====== LISTED RECORDS

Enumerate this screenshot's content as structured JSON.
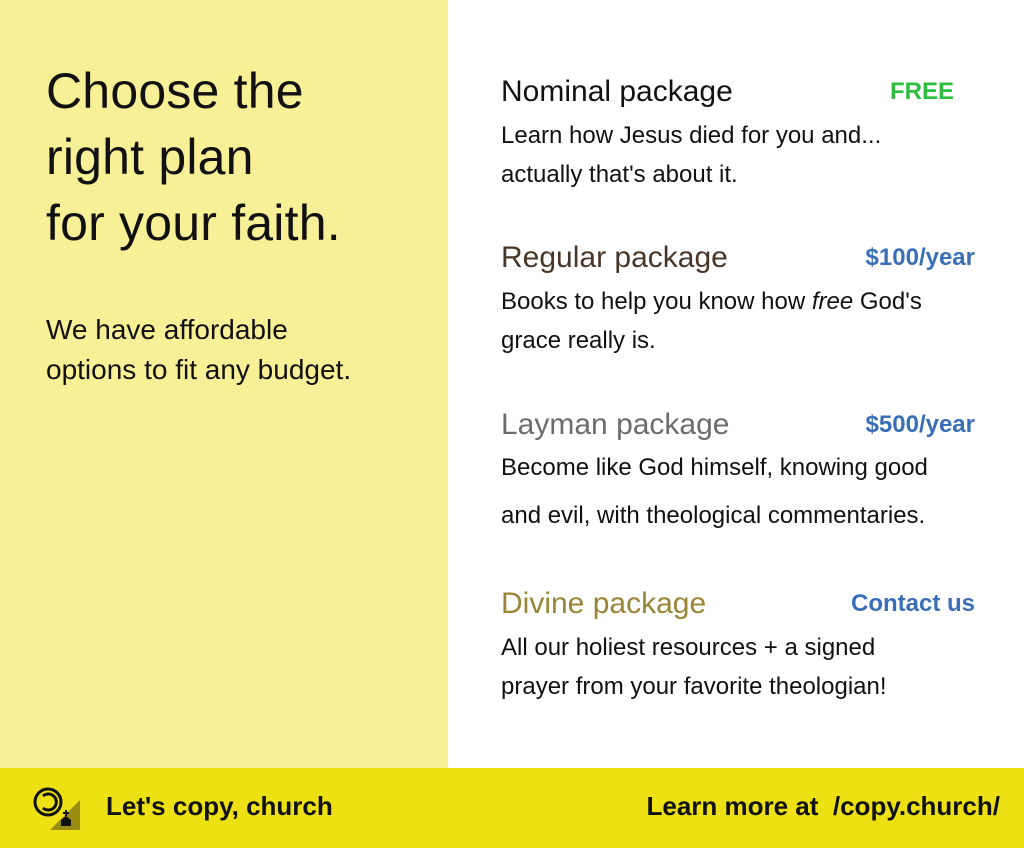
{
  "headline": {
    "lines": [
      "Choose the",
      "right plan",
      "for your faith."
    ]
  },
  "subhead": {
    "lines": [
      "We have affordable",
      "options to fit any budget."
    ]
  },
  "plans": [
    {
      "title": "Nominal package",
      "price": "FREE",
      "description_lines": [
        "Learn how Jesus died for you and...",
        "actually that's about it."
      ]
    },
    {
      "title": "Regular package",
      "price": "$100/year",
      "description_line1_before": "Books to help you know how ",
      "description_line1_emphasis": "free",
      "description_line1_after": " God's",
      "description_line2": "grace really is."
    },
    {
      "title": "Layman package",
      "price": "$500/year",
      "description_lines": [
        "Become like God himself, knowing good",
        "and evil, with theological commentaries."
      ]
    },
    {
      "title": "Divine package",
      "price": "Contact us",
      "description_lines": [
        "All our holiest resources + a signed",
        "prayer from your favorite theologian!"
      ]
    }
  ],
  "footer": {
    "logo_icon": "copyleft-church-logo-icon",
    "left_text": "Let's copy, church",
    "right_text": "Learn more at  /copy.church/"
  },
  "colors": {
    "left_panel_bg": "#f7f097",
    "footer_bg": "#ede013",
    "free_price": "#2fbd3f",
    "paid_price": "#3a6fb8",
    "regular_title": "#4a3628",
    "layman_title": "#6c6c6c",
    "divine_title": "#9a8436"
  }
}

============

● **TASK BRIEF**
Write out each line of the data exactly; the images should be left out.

● **PROBLEM SOLUTION**
Enumerate this screenshot's content as structured JSON.
{
  "headline": {
    "lines": [
      "Choose the",
      "right plan",
      "for your faith."
    ]
  },
  "subhead": {
    "lines": [
      "We have affordable",
      "options to fit any budget."
    ]
  },
  "plans": [
    {
      "title": "Nominal package",
      "price": "FREE",
      "description_lines": [
        "Learn how Jesus died for you and...",
        "actually that's about it."
      ]
    },
    {
      "title": "Regular package",
      "price": "$100/year",
      "description_line1_before": "Books to help you know how ",
      "description_line1_emphasis": "free",
      "description_line1_after": " God's",
      "description_line2": "grace really is."
    },
    {
      "title": "Layman package",
      "price": "$500/year",
      "description_lines": [
        "Become like God himself, knowing good",
        "and evil, with theological commentaries."
      ]
    },
    {
      "title": "Divine package",
      "price": "Contact us",
      "description_lines": [
        "All our holiest resources + a signed",
        "prayer from your favorite theologian!"
      ]
    }
  ],
  "footer": {
    "logo_icon": "copyleft-church-logo-icon",
    "left_text": "Let's copy, church",
    "right_text": "Learn more at  /copy.church/"
  },
  "colors": {
    "left_panel_bg": "#f7f097",
    "footer_bg": "#ede013",
    "free_price": "#2fbd3f",
    "paid_price": "#3a6fb8",
    "regular_title": "#4a3628",
    "layman_title": "#6c6c6c",
    "divine_title": "#9a8436"
  }
}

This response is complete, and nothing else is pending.